WHAT TO PRODUCE
The text of every record, exactly as given and with no pictures, should be your output.

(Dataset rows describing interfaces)
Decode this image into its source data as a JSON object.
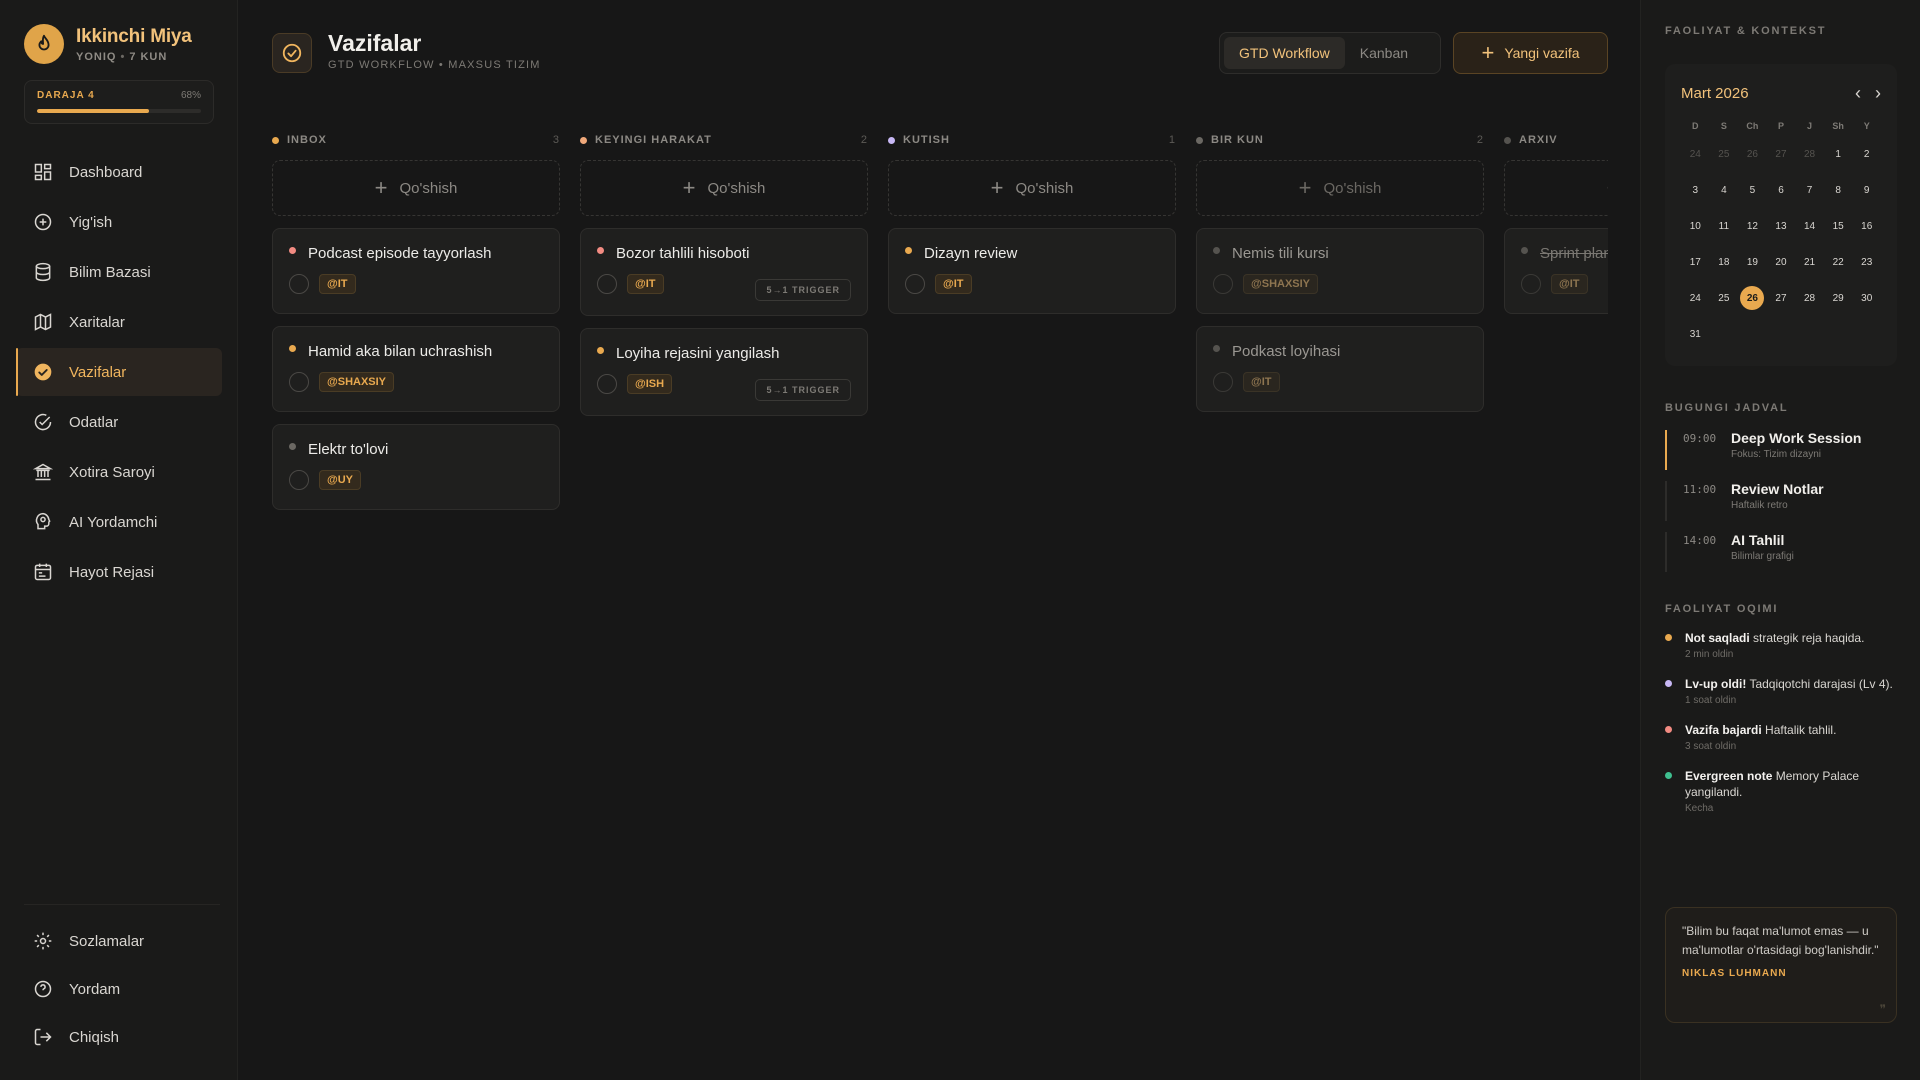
{
  "brand": {
    "name": "Ikkinchi Miya",
    "status": "YONIQ",
    "streak": "7 KUN"
  },
  "level": {
    "label": "DARAJA 4",
    "percent_text": "68%",
    "progress": 0.68
  },
  "nav": {
    "items": [
      {
        "label": "Dashboard",
        "icon": "dashboard-icon"
      },
      {
        "label": "Yig'ish",
        "icon": "plus-circle-icon"
      },
      {
        "label": "Bilim Bazasi",
        "icon": "database-icon"
      },
      {
        "label": "Xaritalar",
        "icon": "map-icon"
      },
      {
        "label": "Vazifalar",
        "icon": "check-circle-icon",
        "active": true
      },
      {
        "label": "Odatlar",
        "icon": "badge-check-icon"
      },
      {
        "label": "Xotira Saroyi",
        "icon": "landmark-icon"
      },
      {
        "label": "AI Yordamchi",
        "icon": "brain-icon"
      },
      {
        "label": "Hayot Rejasi",
        "icon": "calendar-icon"
      }
    ],
    "bottom": [
      {
        "label": "Sozlamalar",
        "icon": "gear-icon"
      },
      {
        "label": "Yordam",
        "icon": "help-icon"
      },
      {
        "label": "Chiqish",
        "icon": "logout-icon"
      }
    ]
  },
  "header": {
    "title": "Vazifalar",
    "subtitle": "GTD WORKFLOW • MAXSUS TIZIM",
    "view_tabs": [
      "GTD Workflow",
      "Kanban"
    ],
    "new_task_label": "Yangi vazifa"
  },
  "board": {
    "add_label": "Qo'shish",
    "columns": [
      {
        "name": "INBOX",
        "count": "3",
        "color": "#e9a94f",
        "cards": [
          {
            "title": "Podcast episode tayyorlash",
            "tag": "@IT",
            "priority_color": "#f28b82"
          },
          {
            "title": "Hamid aka bilan uchrashish",
            "tag": "@SHAXSIY",
            "priority_color": "#e9a94f"
          },
          {
            "title": "Elektr to'lovi",
            "tag": "@UY",
            "priority_color": "#6b6863"
          }
        ]
      },
      {
        "name": "KEYINGI HARAKAT",
        "count": "2",
        "color": "#f0a87a",
        "cards": [
          {
            "title": "Bozor tahlili hisoboti",
            "tag": "@IT",
            "trigger": "5→1 TRIGGER",
            "priority_color": "#f28b82"
          },
          {
            "title": "Loyiha rejasini yangilash",
            "tag": "@ISH",
            "trigger": "5→1 TRIGGER",
            "priority_color": "#e9a94f"
          }
        ]
      },
      {
        "name": "KUTISH",
        "count": "1",
        "color": "#c8b8f5",
        "cards": [
          {
            "title": "Dizayn review",
            "tag": "@IT",
            "priority_color": "#e9a94f"
          }
        ]
      },
      {
        "name": "BIR KUN",
        "count": "2",
        "color": "#6b6863",
        "cards": [
          {
            "title": "Nemis tili kursi",
            "tag": "@SHAXSIY",
            "priority_color": "#55534f"
          },
          {
            "title": "Podkast loyihasi",
            "tag": "@IT",
            "priority_color": "#55534f"
          }
        ]
      },
      {
        "name": "ARXIV",
        "count": "",
        "color": "#55534f",
        "cards": [
          {
            "title": "Sprint plan",
            "tag": "@IT",
            "priority_color": "#55534f"
          }
        ]
      }
    ]
  },
  "right_panel": {
    "section_title": "FAOLIYAT & KONTEKST",
    "calendar": {
      "month": "Mart 2026",
      "weekdays": [
        "D",
        "S",
        "Ch",
        "P",
        "J",
        "Sh",
        "Y"
      ],
      "days": [
        [
          "24",
          "25",
          "26",
          "27",
          "28",
          "1",
          "2"
        ],
        [
          "3",
          "4",
          "5",
          "6",
          "7",
          "8",
          "9"
        ],
        [
          "10",
          "11",
          "12",
          "13",
          "14",
          "15",
          "16"
        ],
        [
          "17",
          "18",
          "19",
          "20",
          "21",
          "22",
          "23"
        ],
        [
          "24",
          "25",
          "26",
          "27",
          "28",
          "29",
          "30"
        ],
        [
          "31",
          "",
          "",
          "",
          "",
          "",
          ""
        ]
      ],
      "today": "26"
    },
    "schedule_title": "BUGUNGI JADVAL",
    "schedule": [
      {
        "time": "09:00",
        "title": "Deep Work Session",
        "desc": "Fokus: Tizim dizayni",
        "active": true
      },
      {
        "time": "11:00",
        "title": "Review Notlar",
        "desc": "Haftalik retro"
      },
      {
        "time": "14:00",
        "title": "AI Tahlil",
        "desc": "Bilimlar grafigi"
      }
    ],
    "activity_title": "FAOLIYAT OQIMI",
    "activity": [
      {
        "bold": "Not saqladi",
        "text": " strategik reja haqida.",
        "time": "2 min oldin",
        "color": "#e9a94f"
      },
      {
        "bold": "Lv-up oldi!",
        "text": " Tadqiqotchi darajasi (Lv 4).",
        "time": "1 soat oldin",
        "color": "#c8b8f5"
      },
      {
        "bold": "Vazifa bajardi",
        "text": " Haftalik tahlil.",
        "time": "3 soat oldin",
        "color": "#f28b82"
      },
      {
        "bold": "Evergreen note",
        "text": " Memory Palace yangilandi.",
        "time": "Kecha",
        "color": "#3fbf8f"
      }
    ],
    "quote": {
      "text": "\"Bilim bu faqat ma'lumot emas — u ma'lumotlar o'rtasidagi bog'lanishdir.\"",
      "author": "NIKLAS LUHMANN"
    }
  }
}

THE COMPLETED TASK
Decode this image into its source data as a JSON object.
{
  "brand": {
    "name": "Ikkinchi Miya",
    "status": "YONIQ",
    "streak": "7 KUN"
  },
  "level": {
    "label": "DARAJA 4",
    "percent_text": "68%",
    "progress": 0.68
  },
  "nav": {
    "items": [
      {
        "label": "Dashboard",
        "icon": "dashboard-icon"
      },
      {
        "label": "Yig'ish",
        "icon": "plus-circle-icon"
      },
      {
        "label": "Bilim Bazasi",
        "icon": "database-icon"
      },
      {
        "label": "Xaritalar",
        "icon": "map-icon"
      },
      {
        "label": "Vazifalar",
        "icon": "check-circle-icon",
        "active": true
      },
      {
        "label": "Odatlar",
        "icon": "badge-check-icon"
      },
      {
        "label": "Xotira Saroyi",
        "icon": "landmark-icon"
      },
      {
        "label": "AI Yordamchi",
        "icon": "brain-icon"
      },
      {
        "label": "Hayot Rejasi",
        "icon": "calendar-icon"
      }
    ],
    "bottom": [
      {
        "label": "Sozlamalar",
        "icon": "gear-icon"
      },
      {
        "label": "Yordam",
        "icon": "help-icon"
      },
      {
        "label": "Chiqish",
        "icon": "logout-icon"
      }
    ]
  },
  "header": {
    "title": "Vazifalar",
    "subtitle": "GTD WORKFLOW • MAXSUS TIZIM",
    "view_tabs": [
      "GTD Workflow",
      "Kanban"
    ],
    "new_task_label": "Yangi vazifa"
  },
  "board": {
    "add_label": "Qo'shish",
    "columns": [
      {
        "name": "INBOX",
        "count": "3",
        "color": "#e9a94f",
        "cards": [
          {
            "title": "Podcast episode tayyorlash",
            "tag": "@IT",
            "priority_color": "#f28b82"
          },
          {
            "title": "Hamid aka bilan uchrashish",
            "tag": "@SHAXSIY",
            "priority_color": "#e9a94f"
          },
          {
            "title": "Elektr to'lovi",
            "tag": "@UY",
            "priority_color": "#6b6863"
          }
        ]
      },
      {
        "name": "KEYINGI HARAKAT",
        "count": "2",
        "color": "#f0a87a",
        "cards": [
          {
            "title": "Bozor tahlili hisoboti",
            "tag": "@IT",
            "trigger": "5→1 TRIGGER",
            "priority_color": "#f28b82"
          },
          {
            "title": "Loyiha rejasini yangilash",
            "tag": "@ISH",
            "trigger": "5→1 TRIGGER",
            "priority_color": "#e9a94f"
          }
        ]
      },
      {
        "name": "KUTISH",
        "count": "1",
        "color": "#c8b8f5",
        "cards": [
          {
            "title": "Dizayn review",
            "tag": "@IT",
            "priority_color": "#e9a94f"
          }
        ]
      },
      {
        "name": "BIR KUN",
        "count": "2",
        "color": "#6b6863",
        "cards": [
          {
            "title": "Nemis tili kursi",
            "tag": "@SHAXSIY",
            "priority_color": "#55534f"
          },
          {
            "title": "Podkast loyihasi",
            "tag": "@IT",
            "priority_color": "#55534f"
          }
        ]
      },
      {
        "name": "ARXIV",
        "count": "",
        "color": "#55534f",
        "cards": [
          {
            "title": "Sprint plan",
            "tag": "@IT",
            "priority_color": "#55534f"
          }
        ]
      }
    ]
  },
  "right_panel": {
    "section_title": "FAOLIYAT & KONTEKST",
    "calendar": {
      "month": "Mart 2026",
      "weekdays": [
        "D",
        "S",
        "Ch",
        "P",
        "J",
        "Sh",
        "Y"
      ],
      "days": [
        [
          "24",
          "25",
          "26",
          "27",
          "28",
          "1",
          "2"
        ],
        [
          "3",
          "4",
          "5",
          "6",
          "7",
          "8",
          "9"
        ],
        [
          "10",
          "11",
          "12",
          "13",
          "14",
          "15",
          "16"
        ],
        [
          "17",
          "18",
          "19",
          "20",
          "21",
          "22",
          "23"
        ],
        [
          "24",
          "25",
          "26",
          "27",
          "28",
          "29",
          "30"
        ],
        [
          "31",
          "",
          "",
          "",
          "",
          "",
          ""
        ]
      ],
      "today": "26"
    },
    "schedule_title": "BUGUNGI JADVAL",
    "schedule": [
      {
        "time": "09:00",
        "title": "Deep Work Session",
        "desc": "Fokus: Tizim dizayni",
        "active": true
      },
      {
        "time": "11:00",
        "title": "Review Notlar",
        "desc": "Haftalik retro"
      },
      {
        "time": "14:00",
        "title": "AI Tahlil",
        "desc": "Bilimlar grafigi"
      }
    ],
    "activity_title": "FAOLIYAT OQIMI",
    "activity": [
      {
        "bold": "Not saqladi",
        "text": " strategik reja haqida.",
        "time": "2 min oldin",
        "color": "#e9a94f"
      },
      {
        "bold": "Lv-up oldi!",
        "text": " Tadqiqotchi darajasi (Lv 4).",
        "time": "1 soat oldin",
        "color": "#c8b8f5"
      },
      {
        "bold": "Vazifa bajardi",
        "text": " Haftalik tahlil.",
        "time": "3 soat oldin",
        "color": "#f28b82"
      },
      {
        "bold": "Evergreen note",
        "text": " Memory Palace yangilandi.",
        "time": "Kecha",
        "color": "#3fbf8f"
      }
    ],
    "quote": {
      "text": "\"Bilim bu faqat ma'lumot emas — u ma'lumotlar o'rtasidagi bog'lanishdir.\"",
      "author": "NIKLAS LUHMANN"
    }
  }
}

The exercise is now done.